Barry Jenkins’s If Beale Street Could Talk will screen as part of the Main Slate section of the 56th New York Film Festival (September 28 – October 14). See schedule and ticket information: filmlinc.org/NYFF
Barry Jenkins’s follow-up to his Oscar-winning Moonlight is a carefully wrought adaptation of James Baldwin’s penultimate novel, set in Harlem in the early 1970s. Fonny (Stephan James) and Tish (KiKi Layne) are childhood friends who fall in love as young adults. Tish becomes pregnant, and Fonny suffers a fate tragically common to young African-American men: he is arrested and convicted for a crime he didn’t commit. Jenkins’s deeply soulful film stays focused on the emotional currents between parents and children, couples and friends, all of whom spend their lives repairing and reinforcing the precious but fraying bonds of family and community in an unforgiving racist world. With Regina King, Colman Domingo, Teyonah Parris, Aunjanue Ellis, and Michael Beach. An Annapurna Pictures release.
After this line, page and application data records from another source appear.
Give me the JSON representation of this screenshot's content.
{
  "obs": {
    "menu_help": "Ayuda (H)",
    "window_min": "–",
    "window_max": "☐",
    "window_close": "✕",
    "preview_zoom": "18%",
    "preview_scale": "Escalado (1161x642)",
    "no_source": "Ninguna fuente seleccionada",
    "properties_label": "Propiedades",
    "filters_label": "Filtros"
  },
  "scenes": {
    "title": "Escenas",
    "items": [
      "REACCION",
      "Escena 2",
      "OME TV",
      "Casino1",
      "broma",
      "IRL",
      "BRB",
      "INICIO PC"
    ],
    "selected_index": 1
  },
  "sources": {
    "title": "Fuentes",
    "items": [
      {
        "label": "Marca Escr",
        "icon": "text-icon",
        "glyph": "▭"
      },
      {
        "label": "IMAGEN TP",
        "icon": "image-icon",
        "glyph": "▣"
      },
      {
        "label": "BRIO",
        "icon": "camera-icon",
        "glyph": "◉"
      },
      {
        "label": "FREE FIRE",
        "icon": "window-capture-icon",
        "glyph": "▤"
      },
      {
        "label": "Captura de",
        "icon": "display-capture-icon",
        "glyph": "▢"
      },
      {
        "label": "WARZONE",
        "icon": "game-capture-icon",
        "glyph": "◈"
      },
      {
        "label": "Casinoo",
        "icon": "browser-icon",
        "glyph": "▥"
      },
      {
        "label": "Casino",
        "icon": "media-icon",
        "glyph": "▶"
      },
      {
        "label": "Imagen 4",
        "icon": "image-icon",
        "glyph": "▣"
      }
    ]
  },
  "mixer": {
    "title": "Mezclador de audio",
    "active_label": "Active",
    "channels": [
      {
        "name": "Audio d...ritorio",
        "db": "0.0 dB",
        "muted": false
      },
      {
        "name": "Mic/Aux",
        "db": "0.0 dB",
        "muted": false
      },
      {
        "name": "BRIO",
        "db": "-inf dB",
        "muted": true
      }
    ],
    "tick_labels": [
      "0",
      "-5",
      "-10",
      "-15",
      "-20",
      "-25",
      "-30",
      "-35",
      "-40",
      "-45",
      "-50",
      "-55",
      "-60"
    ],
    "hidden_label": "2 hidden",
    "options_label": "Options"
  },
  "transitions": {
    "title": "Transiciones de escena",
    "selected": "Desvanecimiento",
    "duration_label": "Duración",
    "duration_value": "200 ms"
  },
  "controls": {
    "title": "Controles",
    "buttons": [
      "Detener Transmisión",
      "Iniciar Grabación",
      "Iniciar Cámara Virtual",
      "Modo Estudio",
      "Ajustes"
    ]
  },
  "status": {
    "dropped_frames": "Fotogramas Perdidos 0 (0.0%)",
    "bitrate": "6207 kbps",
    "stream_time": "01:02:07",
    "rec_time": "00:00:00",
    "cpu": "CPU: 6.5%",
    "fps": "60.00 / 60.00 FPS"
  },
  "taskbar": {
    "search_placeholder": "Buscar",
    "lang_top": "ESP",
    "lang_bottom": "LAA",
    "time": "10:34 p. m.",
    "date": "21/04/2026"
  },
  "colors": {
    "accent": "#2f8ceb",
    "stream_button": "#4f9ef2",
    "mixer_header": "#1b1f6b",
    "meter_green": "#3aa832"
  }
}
The 17-day New York Film Festival highlights the best in world cinema, featuring top films from celebrated filmmakers as well as fresh new talent. Since 1963, NYFF has brought new and important cinematic works from around the world to Lincoln Center. In addition to the Main Slate official selections, the festival includes newly restored classics, special events, filmmaker talks, panel discussions, the avant-garde showcase Projections, and much more.
The Film Society of Lincoln Center is devoted to supporting the art and elevating the craft of cinema. The only branch of the world-renowned arts complex Lincoln Center to shine a light on the everlasting yet evolving importance of the moving image, this nonprofit organization was founded in 1969 to celebrate American and international film. Via year-round programming and discussions; its annual New York Film Festival; and its publications, including Film Comment, the U.S.’s premier magazine about films and film culture, the Film Society endeavors to make the discussion and appreciation of cinema accessible to a broader audience, as well as to ensure that it will remain an essential art form for years to come.
More info: filmlinc.org